- Prompt
Your task is to filter the entries and copy every line containing the string "this".

Extracted information below:

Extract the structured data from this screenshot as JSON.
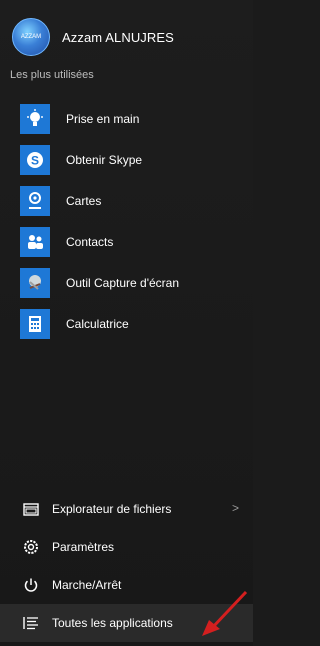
{
  "user": {
    "avatar_text": "AZZAM",
    "name": "Azzam ALNUJRES"
  },
  "most_used_label": "Les plus utilisées",
  "apps": [
    {
      "label": "Prise en main",
      "icon": "lightbulb-icon"
    },
    {
      "label": "Obtenir Skype",
      "icon": "skype-icon"
    },
    {
      "label": "Cartes",
      "icon": "maps-icon"
    },
    {
      "label": "Contacts",
      "icon": "contacts-icon"
    },
    {
      "label": "Outil Capture d'écran",
      "icon": "snipping-tool-icon"
    },
    {
      "label": "Calculatrice",
      "icon": "calculator-icon"
    }
  ],
  "bottom": {
    "explorer": "Explorateur de fichiers",
    "explorer_chevron": ">",
    "settings": "Paramètres",
    "power": "Marche/Arrêt",
    "all_apps": "Toutes les applications"
  },
  "colors": {
    "tile": "#1e78d6",
    "background": "#1b1b1b",
    "annotation_arrow": "#d41f1f"
  }
}
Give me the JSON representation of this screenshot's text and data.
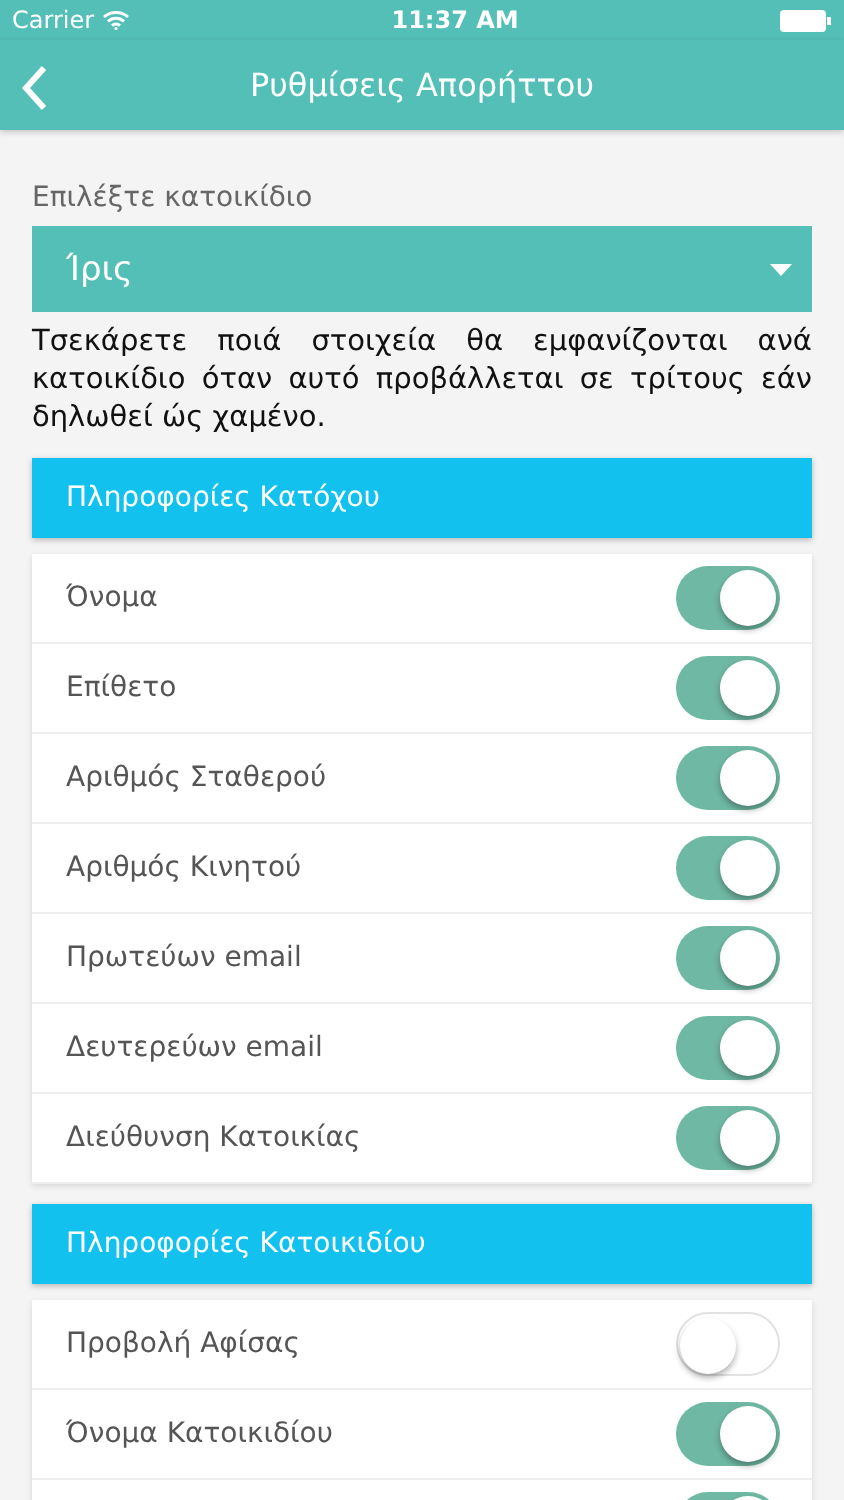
{
  "status_bar": {
    "carrier": "Carrier",
    "time": "11:37 AM"
  },
  "nav": {
    "title": "Ρυθμίσεις Απορήττου"
  },
  "pet_picker": {
    "label": "Επιλέξτε κατοικίδιο",
    "value": "Ίρις"
  },
  "description": "Τσεκάρετε ποιά στοιχεία θα εμφανίζονται ανά κατοικίδιο όταν αυτό προβάλλεται σε τρίτους εάν δηλωθεί ώς χαμένο.",
  "sections": [
    {
      "title": "Πληροφορίες Κατόχου",
      "rows": [
        {
          "label": "Όνομα",
          "on": true
        },
        {
          "label": "Επίθετο",
          "on": true
        },
        {
          "label": "Αριθμός Σταθερού",
          "on": true
        },
        {
          "label": "Αριθμός Κινητού",
          "on": true
        },
        {
          "label": "Πρωτεύων email",
          "on": true
        },
        {
          "label": "Δευτερεύων email",
          "on": true
        },
        {
          "label": "Διεύθυνση Κατοικίας",
          "on": true
        }
      ]
    },
    {
      "title": "Πληροφορίες Κατοικιδίου",
      "rows": [
        {
          "label": "Προβολή Αφίσας",
          "on": false
        },
        {
          "label": "Όνομα Κατοικιδίου",
          "on": true
        },
        {
          "on": true
        }
      ]
    }
  ]
}
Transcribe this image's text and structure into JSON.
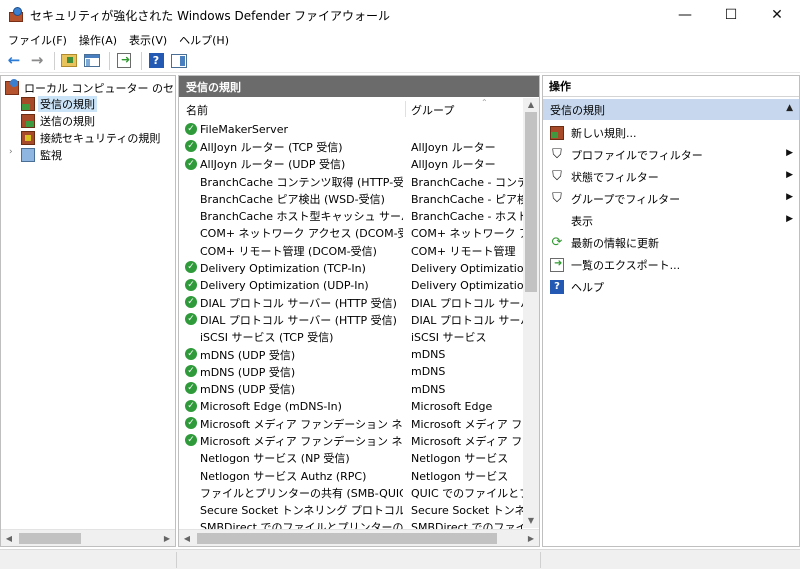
{
  "window": {
    "title": "セキュリティが強化された Windows Defender ファイアウォール",
    "minimize": "—",
    "maximize": "☐",
    "close": "✕"
  },
  "menu": [
    "ファイル(F)",
    "操作(A)",
    "表示(V)",
    "ヘルプ(H)"
  ],
  "toolbar": {
    "back_icon": "←",
    "forward_icon": "→",
    "help_label": "?"
  },
  "tree": {
    "root_label": "ローカル コンピューター のセキュリティが",
    "items": [
      {
        "label": "受信の規則",
        "icon": "inbound-rules-icon"
      },
      {
        "label": "送信の規則",
        "icon": "outbound-rules-icon"
      },
      {
        "label": "接続セキュリティの規則",
        "icon": "connection-security-icon"
      },
      {
        "label": "監視",
        "icon": "monitor-icon"
      }
    ],
    "expander": "›"
  },
  "list": {
    "header": "受信の規則",
    "col_name": "名前",
    "col_group": "グループ",
    "sort_caret": "⌃",
    "rows": [
      {
        "name": "FileMakerServer",
        "group": "",
        "enabled": true
      },
      {
        "name": "AllJoyn ルーター (TCP 受信)",
        "group": "AllJoyn ルーター",
        "enabled": true
      },
      {
        "name": "AllJoyn ルーター (UDP 受信)",
        "group": "AllJoyn ルーター",
        "enabled": true
      },
      {
        "name": "BranchCache コンテンツ取得 (HTTP-受信)",
        "group": "BranchCache - コンテンツ",
        "enabled": false
      },
      {
        "name": "BranchCache ピア検出 (WSD-受信)",
        "group": "BranchCache - ピア検出",
        "enabled": false
      },
      {
        "name": "BranchCache ホスト型キャッシュ サーバー (HTT...",
        "group": "BranchCache - ホスト型キ",
        "enabled": false
      },
      {
        "name": "COM+ ネットワーク アクセス (DCOM-受信)",
        "group": "COM+ ネットワーク アクセ",
        "enabled": false
      },
      {
        "name": "COM+ リモート管理 (DCOM-受信)",
        "group": "COM+ リモート管理",
        "enabled": false
      },
      {
        "name": "Delivery Optimization (TCP-In)",
        "group": "Delivery Optimization",
        "enabled": true
      },
      {
        "name": "Delivery Optimization (UDP-In)",
        "group": "Delivery Optimization",
        "enabled": true
      },
      {
        "name": "DIAL プロトコル サーバー (HTTP 受信)",
        "group": "DIAL プロトコル サーバー",
        "enabled": true
      },
      {
        "name": "DIAL プロトコル サーバー (HTTP 受信)",
        "group": "DIAL プロトコル サーバー",
        "enabled": true
      },
      {
        "name": "iSCSI サービス (TCP 受信)",
        "group": "iSCSI サービス",
        "enabled": false
      },
      {
        "name": "mDNS (UDP 受信)",
        "group": "mDNS",
        "enabled": true
      },
      {
        "name": "mDNS (UDP 受信)",
        "group": "mDNS",
        "enabled": true
      },
      {
        "name": "mDNS (UDP 受信)",
        "group": "mDNS",
        "enabled": true
      },
      {
        "name": "Microsoft Edge (mDNS-In)",
        "group": "Microsoft Edge",
        "enabled": true
      },
      {
        "name": "Microsoft メディア ファンデーション ネットワーク ...",
        "group": "Microsoft メディア ファンデ",
        "enabled": true
      },
      {
        "name": "Microsoft メディア ファンデーション ネットワーク ...",
        "group": "Microsoft メディア ファンデ",
        "enabled": true
      },
      {
        "name": "Netlogon サービス (NP 受信)",
        "group": "Netlogon サービス",
        "enabled": false
      },
      {
        "name": "Netlogon サービス Authz (RPC)",
        "group": "Netlogon サービス",
        "enabled": false
      },
      {
        "name": "ファイルとプリンターの共有 (SMB-QUIC 受信)",
        "group": "QUIC でのファイルとプリンタ",
        "enabled": false
      },
      {
        "name": "Secure Socket トンネリング プロトコル (SSTP 受...",
        "group": "Secure Socket トンネリング",
        "enabled": false
      },
      {
        "name": "SMBDirect でのファイルとプリンターの共有 (iW...",
        "group": "SMBDirect でのファイルと",
        "enabled": false
      }
    ]
  },
  "actions": {
    "header": "操作",
    "section": "受信の規則",
    "collapse": "▲",
    "items": [
      {
        "label": "新しい規則...",
        "icon": "new-rule-icon",
        "submenu": false
      },
      {
        "label": "プロファイルでフィルター",
        "icon": "filter-icon",
        "submenu": true
      },
      {
        "label": "状態でフィルター",
        "icon": "filter-icon",
        "submenu": true
      },
      {
        "label": "グループでフィルター",
        "icon": "filter-icon",
        "submenu": true
      },
      {
        "label": "表示",
        "icon": "",
        "submenu": true
      },
      {
        "label": "最新の情報に更新",
        "icon": "refresh-icon",
        "submenu": false
      },
      {
        "label": "一覧のエクスポート...",
        "icon": "export-icon",
        "submenu": false
      },
      {
        "label": "ヘルプ",
        "icon": "help-icon",
        "submenu": false
      }
    ],
    "submenu_arrow": "▶"
  }
}
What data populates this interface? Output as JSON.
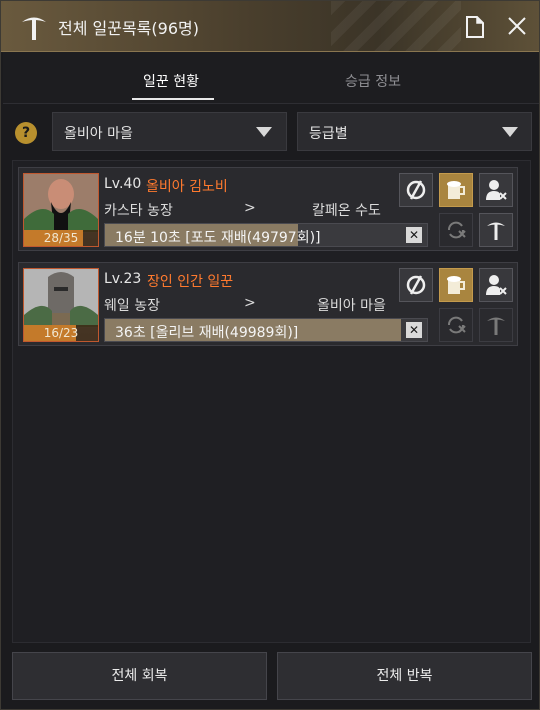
{
  "window": {
    "title": "전체 일꾼목록(96명)"
  },
  "tabs": [
    {
      "label": "일꾼 현황",
      "active": true
    },
    {
      "label": "승급 정보",
      "active": false
    }
  ],
  "filters": {
    "help_symbol": "?",
    "town_select": "올비아 마을",
    "sort_select": "등급별"
  },
  "workers": [
    {
      "level": "Lv.40",
      "name": "올비아 김노비",
      "stamina": "28/35",
      "stamina_fraction": 0.8,
      "farm": "카스타 농장",
      "arrow": ">",
      "destination": "칼페온 수도",
      "task": "16분 10초 [포도 재배(49797회)]",
      "progress_fraction": 0.6
    },
    {
      "level": "Lv.23",
      "name": "장인 인간 일꾼",
      "stamina": "16/23",
      "stamina_fraction": 0.7,
      "farm": "웨일 농장",
      "arrow": ">",
      "destination": "올비아 마을",
      "task": "36초 [올리브 재배(49989회)]",
      "progress_fraction": 0.92
    }
  ],
  "bottom_buttons": {
    "recover_all": "전체 회복",
    "repeat_all": "전체 반복"
  },
  "colors": {
    "accent_gold": "#a9853f",
    "worker_name": "#ff7a2e"
  }
}
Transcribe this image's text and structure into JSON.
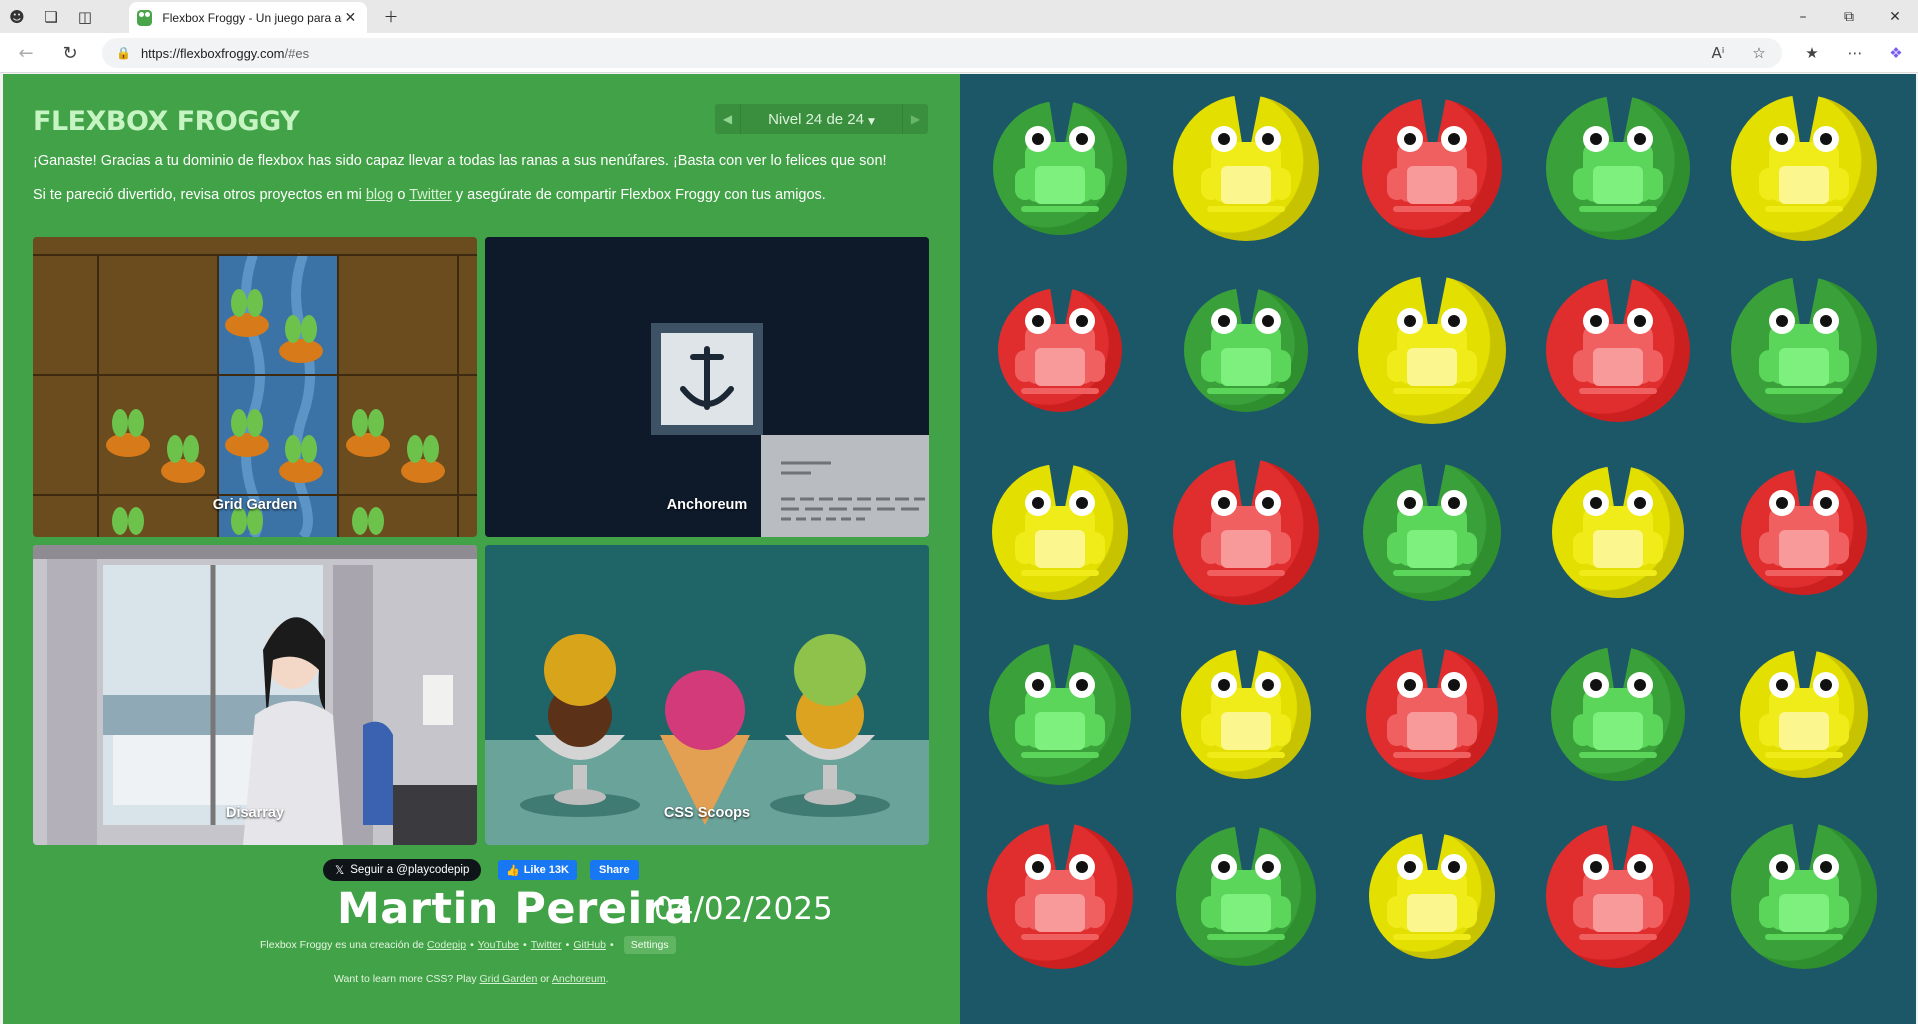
{
  "browser": {
    "tab_title": "Flexbox Froggy - Un juego para aprender CSS flexbox",
    "url_host": "https://flexboxfroggy.com",
    "url_path": "/#es"
  },
  "header": {
    "logo": "FLEXBOX FROGGY",
    "level_label": "Nivel 24 de 24"
  },
  "instructions": {
    "p1": "¡Ganaste! Gracias a tu dominio de flexbox has sido capaz llevar a todas las ranas a sus nenúfares. ¡Basta con ver lo felices que son!",
    "p2_before": "Si te pareció divertido, revisa otros proyectos en mi",
    "p2_link1": "blog",
    "p2_mid": "o",
    "p2_link2": "Twitter",
    "p2_after": "y asegúrate de compartir Flexbox Froggy con tus amigos."
  },
  "promos": [
    {
      "label": "Grid Garden"
    },
    {
      "label": "Anchoreum"
    },
    {
      "label": "Disarray"
    },
    {
      "label": "CSS Scoops"
    }
  ],
  "social": {
    "follow": "Seguir a @playcodepip",
    "like": "Like 13K",
    "share": "Share"
  },
  "signature": {
    "name": "Martin Pereira",
    "date": "04/02/2025"
  },
  "footer": {
    "credit_prefix": "Flexbox Froggy es una creación de",
    "links": [
      "Codepip",
      "YouTube",
      "Twitter",
      "GitHub"
    ],
    "settings": "Settings",
    "learn_prefix": "Want to learn more CSS? Play",
    "learn_link1": "Grid Garden",
    "learn_mid": "or",
    "learn_link2": "Anchoreum",
    "learn_end": "."
  },
  "pond": {
    "colors": {
      "green": {
        "pad": "#2f8f2f",
        "pad_light": "#3aa13a",
        "frog": "#5bd65b",
        "belly": "#7ef07e"
      },
      "yellow": {
        "pad": "#c8c300",
        "pad_light": "#e3df00",
        "frog": "#f0ec1a",
        "belly": "#fbf68e"
      },
      "red": {
        "pad": "#cc1f1f",
        "pad_light": "#e02d2d",
        "frog": "#f06060",
        "belly": "#f89a9a"
      }
    },
    "rows": [
      [
        "green",
        "yellow",
        "red",
        "green",
        "yellow"
      ],
      [
        "red",
        "green",
        "yellow",
        "red",
        "green"
      ],
      [
        "yellow",
        "red",
        "green",
        "yellow",
        "red"
      ],
      [
        "green",
        "yellow",
        "red",
        "green",
        "yellow"
      ],
      [
        "red",
        "green",
        "yellow",
        "red",
        "green"
      ]
    ]
  }
}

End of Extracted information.

- Task answer
Extract the structured data from this screenshot as JSON.
Give me the JSON representation of this screenshot's text and data.
Transcribe this image's text and structure into JSON.
What data populates this interface? Output as JSON.
Transcribe this image's text and structure into JSON.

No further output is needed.